**SUPPLIED MATERIAL:**
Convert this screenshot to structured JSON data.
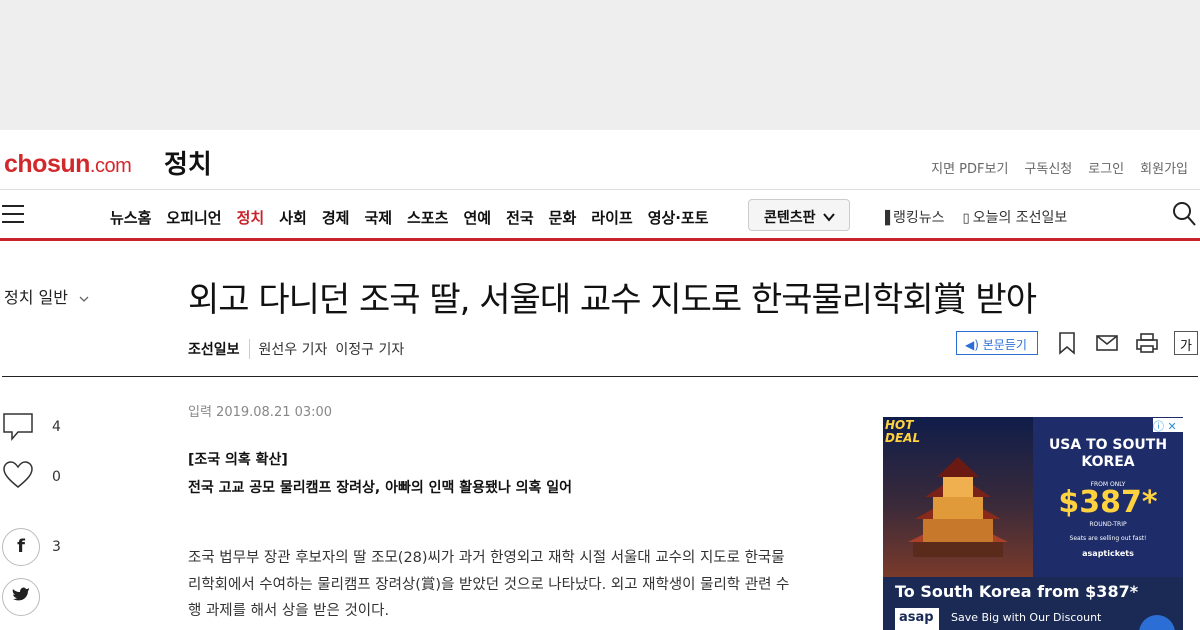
{
  "header": {
    "logo_main": "chosun",
    "logo_suffix": ".com",
    "section": "정치",
    "util_links": [
      "지면 PDF보기",
      "구독신청",
      "로그인",
      "회원가입"
    ]
  },
  "gnb": {
    "menu": [
      "뉴스홈",
      "오피니언",
      "정치",
      "사회",
      "경제",
      "국제",
      "스포츠",
      "연예",
      "전국",
      "문화",
      "라이프",
      "영상·포토"
    ],
    "active_index": 2,
    "content_button": "콘텐츠판",
    "ranking": "랭킹뉴스",
    "today": "오늘의 조선일보"
  },
  "article": {
    "category": "정치 일반",
    "headline": "외고 다니던 조국 딸, 서울대 교수 지도로 한국물리학회賞 받아",
    "press": "조선일보",
    "reporters": [
      "원선우 기자",
      "이정구 기자"
    ],
    "listen_label": "본문듣기",
    "font_label": "가",
    "date": "입력 2019.08.21 03:00",
    "summary_1": "[조국 의혹 확산]",
    "summary_2": "전국 고교 공모 물리캠프 장려상, 아빠의 인맥 활용됐나 의혹 일어",
    "body_lines": [
      "조국 법무부 장관 후보자의 딸 조모(28)씨가 과거 한영외고 재학 시절 서울대 교수의 지도로 한국물",
      "리학회에서 수여하는 물리캠프 장려상(賞)을 받았던 것으로 나타났다. 외고 재학생이 물리학 관련 수",
      "행 과제를 해서 상을 받은 것이다."
    ]
  },
  "social": {
    "comments": "4",
    "likes": "0",
    "facebook": "3"
  },
  "ad": {
    "badge_1": "HOT",
    "badge_2": "DEAL",
    "headline": "USA TO SOUTH KOREA",
    "from": "FROM ONLY",
    "price": "$387*",
    "round_trip": "ROUND-TRIP",
    "selling": "Seats are selling out fast!",
    "brand": "asaptickets",
    "title": "To South Korea from $387*",
    "logo": "asap",
    "desc": "Save Big with Our Discount"
  }
}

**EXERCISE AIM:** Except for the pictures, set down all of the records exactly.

**SOLUTION TO THIS EXERCISE:**
Convert this screenshot to structured JSON data.
{
  "header": {
    "logo_main": "chosun",
    "logo_suffix": ".com",
    "section": "정치",
    "util_links": [
      "지면 PDF보기",
      "구독신청",
      "로그인",
      "회원가입"
    ]
  },
  "gnb": {
    "menu": [
      "뉴스홈",
      "오피니언",
      "정치",
      "사회",
      "경제",
      "국제",
      "스포츠",
      "연예",
      "전국",
      "문화",
      "라이프",
      "영상·포토"
    ],
    "active_index": 2,
    "content_button": "콘텐츠판",
    "ranking": "랭킹뉴스",
    "today": "오늘의 조선일보"
  },
  "article": {
    "category": "정치 일반",
    "headline": "외고 다니던 조국 딸, 서울대 교수 지도로 한국물리학회賞 받아",
    "press": "조선일보",
    "reporters": [
      "원선우 기자",
      "이정구 기자"
    ],
    "listen_label": "본문듣기",
    "font_label": "가",
    "date": "입력 2019.08.21 03:00",
    "summary_1": "[조국 의혹 확산]",
    "summary_2": "전국 고교 공모 물리캠프 장려상, 아빠의 인맥 활용됐나 의혹 일어",
    "body_lines": [
      "조국 법무부 장관 후보자의 딸 조모(28)씨가 과거 한영외고 재학 시절 서울대 교수의 지도로 한국물",
      "리학회에서 수여하는 물리캠프 장려상(賞)을 받았던 것으로 나타났다. 외고 재학생이 물리학 관련 수",
      "행 과제를 해서 상을 받은 것이다."
    ]
  },
  "social": {
    "comments": "4",
    "likes": "0",
    "facebook": "3"
  },
  "ad": {
    "badge_1": "HOT",
    "badge_2": "DEAL",
    "headline": "USA TO SOUTH KOREA",
    "from": "FROM ONLY",
    "price": "$387*",
    "round_trip": "ROUND-TRIP",
    "selling": "Seats are selling out fast!",
    "brand": "asaptickets",
    "title": "To South Korea from $387*",
    "logo": "asap",
    "desc": "Save Big with Our Discount"
  }
}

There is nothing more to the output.